- agora root is a git repository containing the Agora definition, meaning a base contract which sets the tone and high level goals of the Agora, and a list of data sources to be recurringly integrated.
agora bridge is a git repository containing connectors and importers for supported data sources.
- User controlled git repositories are the default data source.
- agora server provides a UI supporting querying and composition and json, rss, rdf endpoints.
- The Agora network should be built on a federated protocol to limit the negative impact of diasporas. Groups might temporarily diverge in their views enough to want to run separate Agoras, but ideally Agoras should be able to cooperate on problems and solutions for which there is enough ideological alignment, and eventually merge back.
- #pull agora protocol
Users can contribute repositories to an Agora.
- To do so, they publish their resources to a repository they control and then they let an Agora know of their intention to integrate, a desired username and their agreement with an Agora's contract.
- git repositories are the default data source, with other repository providers (http, ipfs, drive, dropbox) to follow.

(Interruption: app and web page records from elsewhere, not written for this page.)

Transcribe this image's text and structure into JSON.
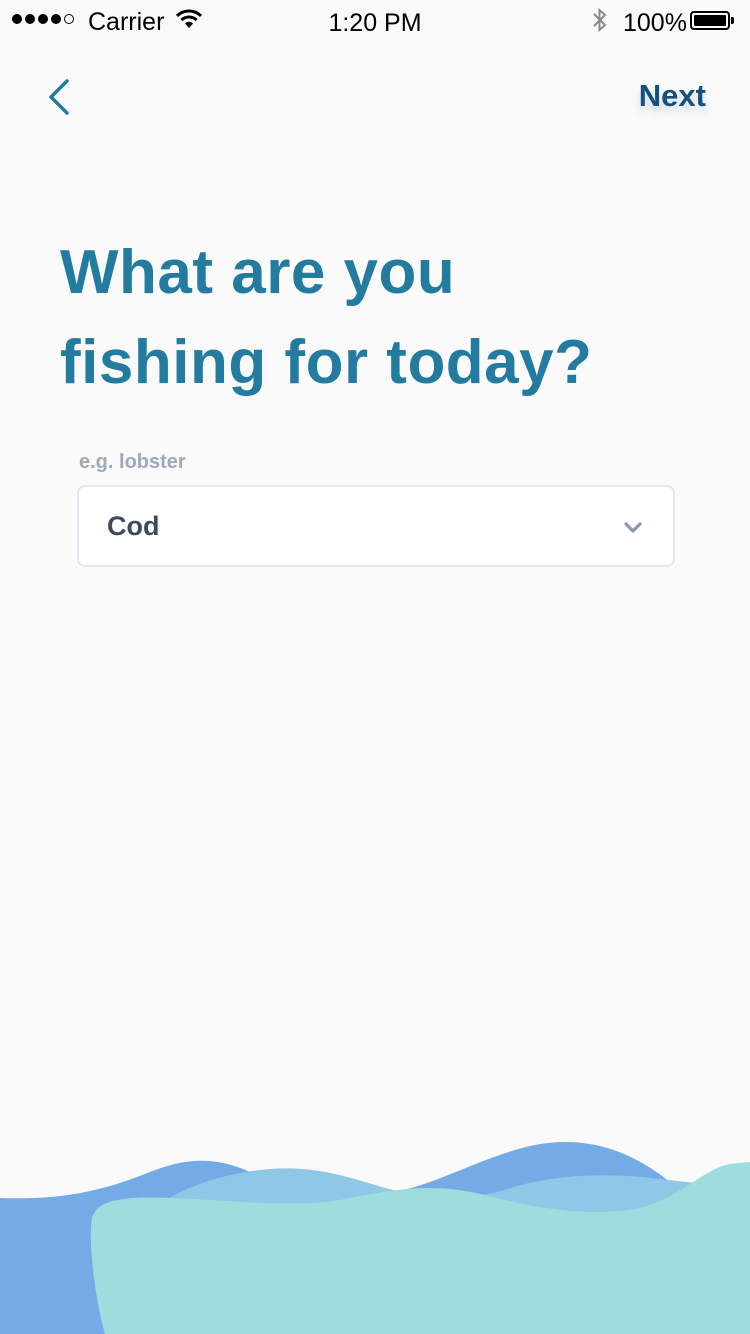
{
  "status_bar": {
    "carrier": "Carrier",
    "time": "1:20 PM",
    "battery": "100%",
    "signal_bars_filled": 4,
    "signal_bars_total": 5
  },
  "nav": {
    "next_label": "Next"
  },
  "heading": {
    "line1": "What are you",
    "line2": "fishing for today?"
  },
  "field": {
    "placeholder_label": "e.g. lobster",
    "value": "Cod"
  },
  "colors": {
    "background": "#fafafa",
    "heading": "#247ba0",
    "next": "#154f7c",
    "wave_back": "#74abe6",
    "wave_mid": "#8ec8e6",
    "wave_front": "#9dddde"
  },
  "icons": {
    "back": "chevron-left-icon",
    "dropdown": "chevron-down-icon",
    "wifi": "wifi-icon",
    "bluetooth": "bluetooth-icon",
    "battery": "battery-icon"
  }
}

Users can contribute individual resources to an Agora.
- As of the time of writing they can interact with an Agora system account (i.e. bot) in supported platforms like twitter and mastodon while indicating nodes they want to attach to using a Layer 1 convention.
- (Soon they will be able to submit this information directly on the agora server provided interface.)

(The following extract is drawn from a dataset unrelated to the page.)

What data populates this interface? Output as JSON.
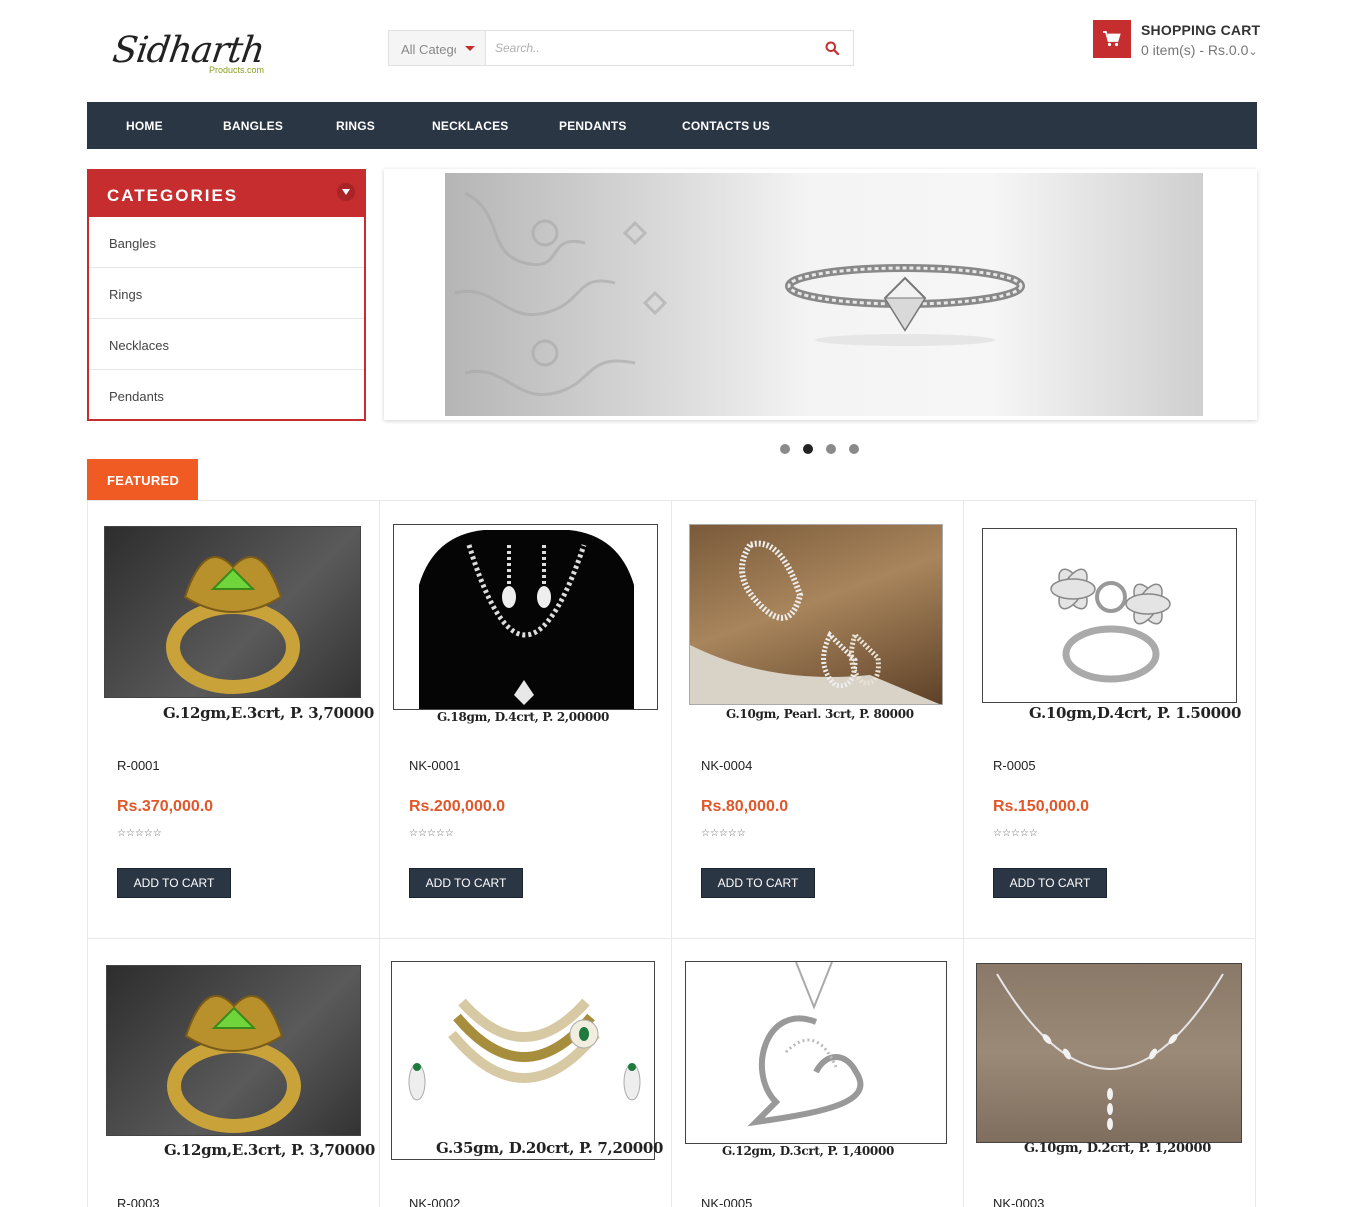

Building meaning best effort
- An Agora supports taxonomies in principle but mostly provides a set of basic tools to converge on meaning best effort through social processes.
Collaborative world building
- We seek to provision and maintain a distributed knowledge graph tailored specifically to the goal of solving problems: those of its users and society at large.
Its users, as a cooperative group, are promped to take a naive but rational and constructive approach to problem solving by default:
For each problem in the set
Pof all problems:
- Describe it as thoroughly as possible.
- Maintain a set of known and supported possible solutions,
For each solution in
- Describe it thoroughly as an algorithm, a dependency graph or both.
- Maintain a set of resources (people, time, attention, wealth) needed to implement it,
Individual users can also declare their views on the state of the world explicitly: they define which subsets of
Rthey agree with, in the sense that they believe they are feasible, true, interesting.
- Users that agree on their defined subsets can then efficiently collaborate on solutions as they become available by pooling of resources.
- For each problem in the set
Assuming the existence of such a graph we apply some good old recursivity and bootstrap an Agora with the problem of building itself.
- That is, we are tasked with solving the problem of building a system that allows participating users and entities to collaborate optimally in the face of adversity (such as biases and irrationality, but perhaps assuming good intent).
- An Agora can be used to solve coordination problems like those we need to solve to enable users to leave walled gardens and protect the commons against enclosure by anti disintermediating parties.
- #pull liquid democracy
We bootstrap a Universal Basic Income experiment using an Agora with a set of simple rules:
- If you consider yourself under-privileged, you sign up to receive an income.
- If you consider yourself over-privileged, you sign up to donate an income.
- Incomes are recurring donations for a set number of months.
Optional virality rule: the person receiving the income should elect to forward e.g. 10% of the sum received to someone less privileged than them.
- The virality rule both pushes network growth and constructively exploits wealth inequality and asymmetry of information: an under-privileged person is closer in the world to a more severely under-privileged person than the initial donor, so can more efficiently allocate the resources. This also empowers under-privileged people to also make ethical decisions.